Outside: Clouds, a Weight Over Your Head
Steve Roark, Volunteer Interpreter: Cumberland Gap National Historical Park
With all the rainfall we’ve had, clouds have been pretty common of late. And when you look up at fluffy clouds suspended in the sky you naturally think they do not weigh much since they are literally floating on air. But taken as a whole, there is a surprising amount of weight hanging up there.
Clouds are of course a large group of suspended water droplets, or ice droplets depending on their elevation. A droplet is formed when water vapor condenses on some microscopic particle of dust, and only averages around 1/500th of an inch in diameter, small enough to be held aloft in the atmosphere. Clouds tend to be big and so all those droplets add up.
A meteorologist named Peggy LeMone figured out the weight of a typical cumulus cloud, which are those puffy white clouds that form on sunny days and look like popcorn or cauliflower. Since a ton is hard to visualize, LeMone compared a cloud’s weight to something more meaningful: elephants. A typical cumulus cloud weighs around 100 elephants, each averaging around 6 tons. Considering how many cumulus clouds you see on an average day, that’s a lot of elephants floating around.
The numbers are even more impressive for a storm cloud, the cumulonimbus type with a tall anvil shaped top and flat, dark bottom. Those can weigh in at 200,000 elephants. The largest storm cloud formation is one formed by a hurricane, which can pack a wallop of 40 million elephants, more than all the elephants on the planet. Now that is a pack of pachyderms.
When conditions are right and those cloud droplets collide and stick together enough to fall as rain, some of that weight comes down here. For every inch of rain that falls on your average roof, the cloud dropped around 12,000 pounds of water, or two elephants worth. With all the recent rain, there has been a lot of elephants flowing down my gutters. And when you think of how many elephant’s worth of rain flows off an average Walmart parking lot (162 elephants per inch of rain), it boggles the mind.

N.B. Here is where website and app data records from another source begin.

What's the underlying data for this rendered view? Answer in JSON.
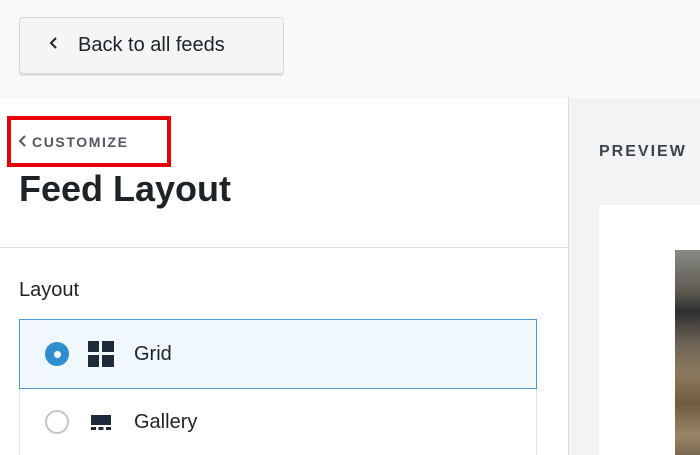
{
  "topbar": {
    "back_label": "Back to all feeds"
  },
  "sidebar": {
    "breadcrumb": "CUSTOMIZE",
    "title": "Feed Layout",
    "section_label": "Layout",
    "options": [
      {
        "label": "Grid",
        "selected": true,
        "icon": "grid-icon"
      },
      {
        "label": "Gallery",
        "selected": false,
        "icon": "gallery-icon"
      }
    ]
  },
  "preview": {
    "label": "PREVIEW"
  },
  "colors": {
    "accent": "#2e8fd0",
    "highlight": "#e8000b",
    "selected_bg": "#f0f8fd"
  }
}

When you see rain as a unit of weight it is easier to understand its ability to cause a lot of damage through erosion and floods. Planning how to handle all that power when it comes your way is important, whether your building a house or a driveway. Be sure to take all those elephants into account.